III. Extending FOIA will stifle innovation, eliminate flexibility

It bears noting that the leading proponents of this legislation are organizations that oppose contracting out the operation of correctional facilities. They want to dramatically alter the purpose of the FOIA in order to protect the status quo of mostly government-operated prisons.

Private prisons are delivering significant cost savings and equal or higher levels of quality when compared to government-run correctional facilities, according to a Reason Foundation study. Reason examined data from 18 quality comparison studies conducted since 1989 and found that private prisons outperformed, or were equal to, their government counterparts in 16 of 18 studies. In studies comparing costs, private prisons demonstrated significant savings in 22 of 28 studies.

But, this issue is larger than saving taxpayer money. The correctional system in this country is dysfunctional. Its costs are rising far faster than the rate of inflation. We have one of the highest rates of incarceration and recidivism in the world. We lock up non-violent offenders at alarming rates and provide few opportunities to enhance their skills or to further their educations in ways that would break a cycle of criminal behavior. We are simply housing people, rather than rehabilitating people for a productive life. We need to move away from operating the correctional system and start managing its outcomes.

Competitive contracting gives the government the means to do this. We can build positive performance requirements into the outsourced contract and make compensation contingent on meeting these goals. Today, we could craft contracts that stipulate that private prisons must meet requirements regarding the number of inmates taking GED courses, or getting substance abuse treatment, or taking part in job training programs. We could structure contract payments or even incentive bonuses on a whole range of goals that would benefit society. Private companies would compete and innovate to meet these goals.

Our current public correctional system does not and cannot do this. Government agencies are monopoly providers who can never be “fired” nor incentivized through performance payments based on outcomes. Private providers can be made far more accountable to the public through a rigorous contracting process than the current bureaucracies that run most prisons.

We have a choice. We can continue to fund our existing – and failing – correctional system or we can use the competitive contracting process to achieve correctional outcomes that are accountable, deliver a higher quality of service, and successfully rehabilitate prisoners while reducing the number of Americans behind bars. Again, imagination is the only thing that limits building these positive outcomes into a contract. Without this tool, we will forever have the existing status quo.

IV. Conclusion

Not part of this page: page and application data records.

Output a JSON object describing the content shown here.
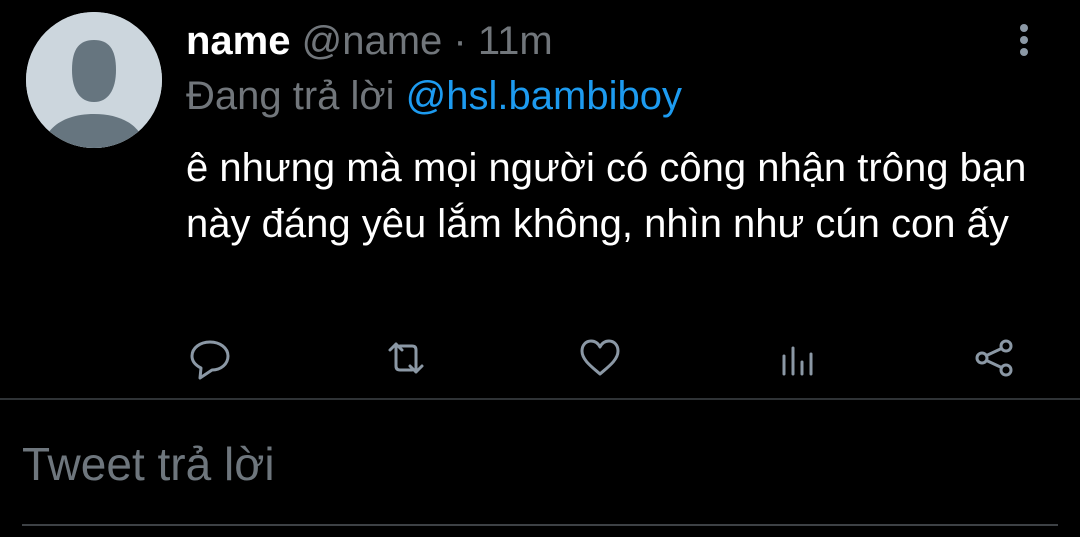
{
  "tweet": {
    "author_name": "name",
    "author_handle": "@name",
    "separator": "·",
    "time": "11m",
    "replying_to_label": "Đang trả lời",
    "replying_to_handle": "@hsl.bambiboy",
    "text": "ê nhưng mà mọi người có công nhận trông bạn này đáng yêu lắm không, nhìn như cún con ấy"
  },
  "actions": [
    {
      "icon": "reply-icon"
    },
    {
      "icon": "retweet-icon"
    },
    {
      "icon": "like-icon"
    },
    {
      "icon": "analytics-icon"
    },
    {
      "icon": "share-icon"
    }
  ],
  "reply_box": {
    "placeholder": "Tweet trả lời",
    "value": ""
  },
  "colors": {
    "background": "#000000",
    "text": "#ffffff",
    "muted": "#71767b",
    "link": "#1d9bf0",
    "icon": "#8b98a5",
    "divider": "#2f3336"
  }
}
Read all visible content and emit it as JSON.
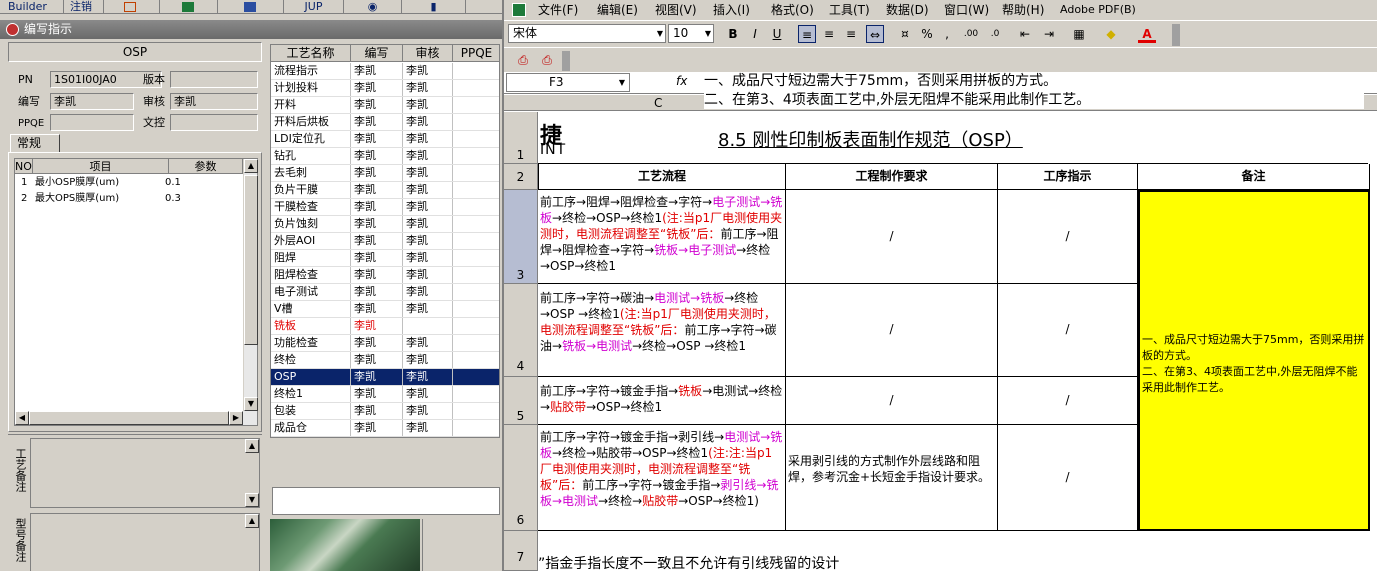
{
  "left_toolbar": {
    "builder": "Builder",
    "cancel": "注销",
    "jup": "JUP"
  },
  "window_title": "编写指示",
  "header_panel": {
    "section_title": "OSP",
    "pn_label": "PN",
    "pn_value": "1S01I00JA0",
    "version_label": "版本",
    "version_value": "",
    "author_label": "编写",
    "author_value": "李凯",
    "review_label": "审核",
    "review_value": "李凯",
    "ppqe_label": "PPQE",
    "ppqe_value": "",
    "doc_label": "文控",
    "doc_value": ""
  },
  "tab_general": "常规",
  "param_table": {
    "headers": [
      "NO",
      "项目",
      "参数"
    ],
    "rows": [
      {
        "no": "1",
        "item": "最小OSP膜厚(um)",
        "value": "0.1"
      },
      {
        "no": "2",
        "item": "最大OPS膜厚(um)",
        "value": "0.3"
      }
    ]
  },
  "remarks": {
    "process_label": "工艺备注",
    "model_label": "型号备注"
  },
  "process_table": {
    "headers": [
      "工艺名称",
      "编写",
      "审核",
      "PPQE"
    ],
    "rows": [
      {
        "name": "流程指示",
        "author": "李凯",
        "review": "李凯"
      },
      {
        "name": "计划投料",
        "author": "李凯",
        "review": "李凯"
      },
      {
        "name": "开料",
        "author": "李凯",
        "review": "李凯"
      },
      {
        "name": "开料后烘板",
        "author": "李凯",
        "review": "李凯"
      },
      {
        "name": "LDI定位孔",
        "author": "李凯",
        "review": "李凯"
      },
      {
        "name": "钻孔",
        "author": "李凯",
        "review": "李凯"
      },
      {
        "name": "去毛刺",
        "author": "李凯",
        "review": "李凯"
      },
      {
        "name": "负片干膜",
        "author": "李凯",
        "review": "李凯"
      },
      {
        "name": "干膜检查",
        "author": "李凯",
        "review": "李凯"
      },
      {
        "name": "负片蚀刻",
        "author": "李凯",
        "review": "李凯"
      },
      {
        "name": "外层AOI",
        "author": "李凯",
        "review": "李凯"
      },
      {
        "name": "阻焊",
        "author": "李凯",
        "review": "李凯"
      },
      {
        "name": "阻焊检查",
        "author": "李凯",
        "review": "李凯"
      },
      {
        "name": "电子测试",
        "author": "李凯",
        "review": "李凯"
      },
      {
        "name": "V槽",
        "author": "李凯",
        "review": "李凯"
      },
      {
        "name": "铣板",
        "author": "李凯",
        "review": ""
      },
      {
        "name": "功能检查",
        "author": "李凯",
        "review": "李凯"
      },
      {
        "name": "终检",
        "author": "李凯",
        "review": "李凯"
      },
      {
        "name": "OSP",
        "author": "李凯",
        "review": "李凯"
      },
      {
        "name": "终检1",
        "author": "李凯",
        "review": "李凯"
      },
      {
        "name": "包装",
        "author": "李凯",
        "review": "李凯"
      },
      {
        "name": "成品仓",
        "author": "李凯",
        "review": "李凯"
      }
    ]
  },
  "excel": {
    "menu": [
      "文件(F)",
      "编辑(E)",
      "视图(V)",
      "插入(I)",
      "格式(O)",
      "工具(T)",
      "数据(D)",
      "窗口(W)",
      "帮助(H)",
      "Adobe PDF(B)"
    ],
    "font_name": "宋体",
    "font_size": "10",
    "name_box": "F3",
    "fx": "fx",
    "formula_line1": "一、成品尺寸短边需大于75mm，否则采用拼板的方式。",
    "formula_line2": "二、在第3、4项表面工艺中,外层无阻焊不能采用此制作工艺。",
    "col_c": "C",
    "logo_text": "捷",
    "logo_sub": "INT",
    "title": "8.5 刚性印制板表面制作规范（OSP）",
    "headers": {
      "flow": "工艺流程",
      "req": "工程制作要求",
      "instr": "工序指示",
      "note": "备注"
    },
    "row3_flow_a": "前工序→阻焊→阻焊检查→字符→",
    "row3_flow_b": "电子测试→铣板",
    "row3_flow_c": "→终检→OSP→终检1",
    "row3_flow_d": "(注:当p1厂电测使用夹测时，电测流程调整至“铣板”后：",
    "row3_flow_e": "前工序→阻焊→阻焊检查→字符→",
    "row3_flow_f": "铣板→电子测试",
    "row3_flow_g": "→终检→OSP→终检1",
    "row4_flow_a": "前工序→字符→碳油→",
    "row4_flow_b": "电测试→铣板",
    "row4_flow_c": "→终检→OSP →终检1",
    "row4_flow_d": "(注:当p1厂电测使用夹测时，电测流程调整至“铣板”后：",
    "row4_flow_e": "前工序→字符→碳油→",
    "row4_flow_f": "铣板→电测试",
    "row4_flow_g": "→终检→OSP →终检1",
    "row5_flow_a": "前工序→字符→镀金手指→",
    "row5_flow_b": "铣板",
    "row5_flow_c": "→电测试→终检→",
    "row5_flow_d": "贴胶带",
    "row5_flow_e": "→OSP→终检1",
    "row6_flow_a": "前工序→字符→镀金手指→剥引线→",
    "row6_flow_b": "电测试→铣板",
    "row6_flow_c": "→终检→贴胶带→OSP→终检1",
    "row6_flow_d": "(注:注:当p1厂电测使用夹测时，电测流程调整至“铣板”后：",
    "row6_flow_e": "前工序→字符→镀金手指→",
    "row6_flow_f": "剥引线→铣板→电测试",
    "row6_flow_g": "→终检→",
    "row6_flow_h": "贴胶带",
    "row6_flow_i": "→OSP→终检1)",
    "row6_req": "采用剥引线的方式制作外层线路和阻焊，参考沉金+长短金手指设计要求。",
    "slash": "/",
    "note_text": "一、成品尺寸短边需大于75mm，否则采用拼板的方式。\n二、在第3、4项表面工艺中,外层无阻焊不能采用此制作工艺。",
    "row7_text": "”指金手指长度不一致且不允许有引线残留的设计",
    "row_numbers": [
      "1",
      "2",
      "3",
      "4",
      "5",
      "6",
      "7"
    ]
  },
  "colors": {
    "selection": "#0a246a",
    "note_fill": "#ffff00",
    "red": "#e00000",
    "magenta": "#d000d0"
  }
}
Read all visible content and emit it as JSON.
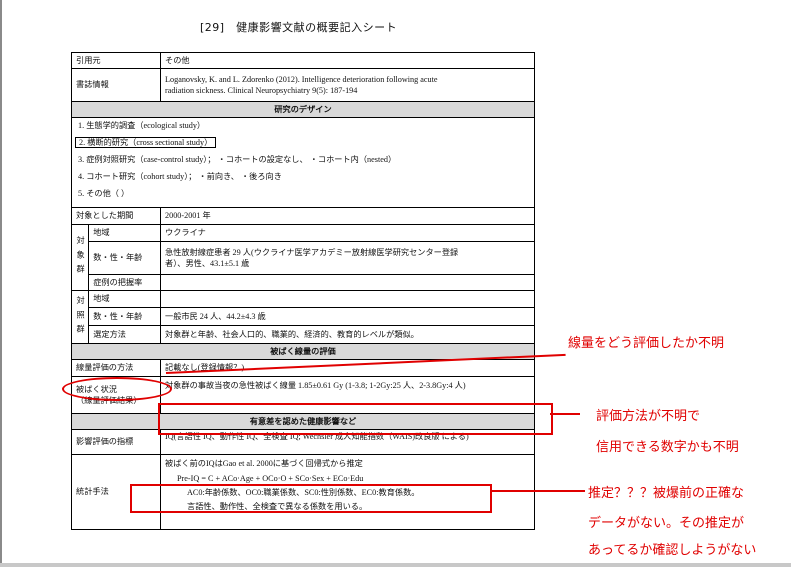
{
  "doc": {
    "title": "[29]　健康影響文献の概要記入シート"
  },
  "rows": {
    "source": {
      "label": "引用元",
      "value": "その他"
    },
    "biblio": {
      "label": "書誌情報",
      "line1": "Loganovsky, K. and L. Zdorenko (2012). Intelligence deterioration following acute",
      "line2": "radiation sickness. Clinical Neuropsychiatry 9(5): 187-194"
    },
    "design_header": "研究のデザイン",
    "design": [
      "1.  生態学的調査（ecological study）",
      "2.  横断的研究（cross sectional study）",
      "3.  症例対照研究（case-control study）；  ・コホートの設定なし、      ・コホート内（nested）",
      "4.  コホート研究（cohort study）；  ・前向き、      ・後ろ向き",
      "5.  その他（                                                                                                                              ）"
    ],
    "period": {
      "label": "対象とした期間",
      "value": "2000-2001 年"
    },
    "subject_group": {
      "vertical": "対象群",
      "region_label": "地域",
      "region": "ウクライナ",
      "count_label": "数・性・年齢",
      "count1": "急性放射線症患者 29 人(ウクライナ医学アカデミー放射線医学研究センター登録",
      "count2": "者）、男性、43.1±5.1 歳",
      "grasp_label": "症例の把握率",
      "grasp": ""
    },
    "control_group": {
      "vertical": "対照群",
      "region_label": "地域",
      "region": "",
      "count_label": "数・性・年齢",
      "count": "一般市民 24 人、44.2±4.3 歳",
      "method_label": "選定方法",
      "method": "対象群と年齢、社会人口的、職業的、経済的、教育的レベルが類似。"
    },
    "exposure_header": "被ばく線量の評価",
    "exposure_method": {
      "label": "線量評価の方法",
      "value": "記載なし(登録情報？)"
    },
    "exposure_status": {
      "label1": "被ばく状況",
      "label2": "（線量評価結果）",
      "value": "対象群の事故当夜の急性被ばく線量 1.85±0.61 Gy (1-3.8; 1-2Gy:25 人、2-3.8Gy:4 人)"
    },
    "effect_header": "有意差を認めた健康影響など",
    "effect_index": {
      "label": "影響評価の指標",
      "value": "IQ(言語性 IQ、動作性 IQ、全検査 IQ; Wechsler 成人知能指数（WAIS)改良版  による)"
    },
    "stats": {
      "label": "統計手法",
      "line1": "被ばく前のIQはGao et al. 2000に基づく回帰式から推定",
      "line2": "Pre-IQ = C + ACo·Age + OCo·O + SCo·Sex + ECo·Edu",
      "line3": "AC0:年齢係数、OC0:職業係数、SC0:性別係数、EC0:教育係数。",
      "line4": "言語性、動作性、全検査で異なる係数を用いる。"
    }
  },
  "annotations": {
    "note1": "線量をどう評価したか不明",
    "note2a": "評価方法が不明で",
    "note2b": "信用できる数字かも不明",
    "note3a": "推定？？？被爆前の正確な",
    "note3b": "データがない。その推定が",
    "note3c": "あってるか確認しようがない",
    "color": "#e00000"
  }
}
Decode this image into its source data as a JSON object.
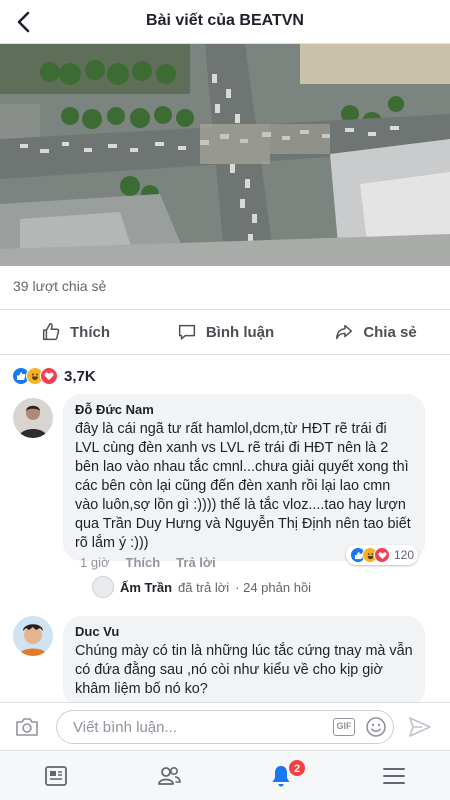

The current proposal before you fails three critical policy tests:

  1. It is unnecessary. Most of the relevant information is already available through the normal FOIA process. Any information that isn’t already available could very easily be included in the terms of a contract.
  2. It has serious, negative consequences. It exposes a private company’s internal trade secrets and operations, not to mention individual salary information, to any curious outsider, imposing costs that will be passed along to the public, potentially reducing the government’s contracting pool, and jeopardizing the right to privacy.
  3. It locks us into a system that is failing. Contracting correctional management is a tool to improve our prison system. Eliminating competition and strengthening the public monopoly provider will prevent us from focusing on positive outcomes. It is neither in the interests of the general public nor incarcerated individuals.

Thank you again for the opportunity to provide testimony on this important issue. I’m happy to take any questions.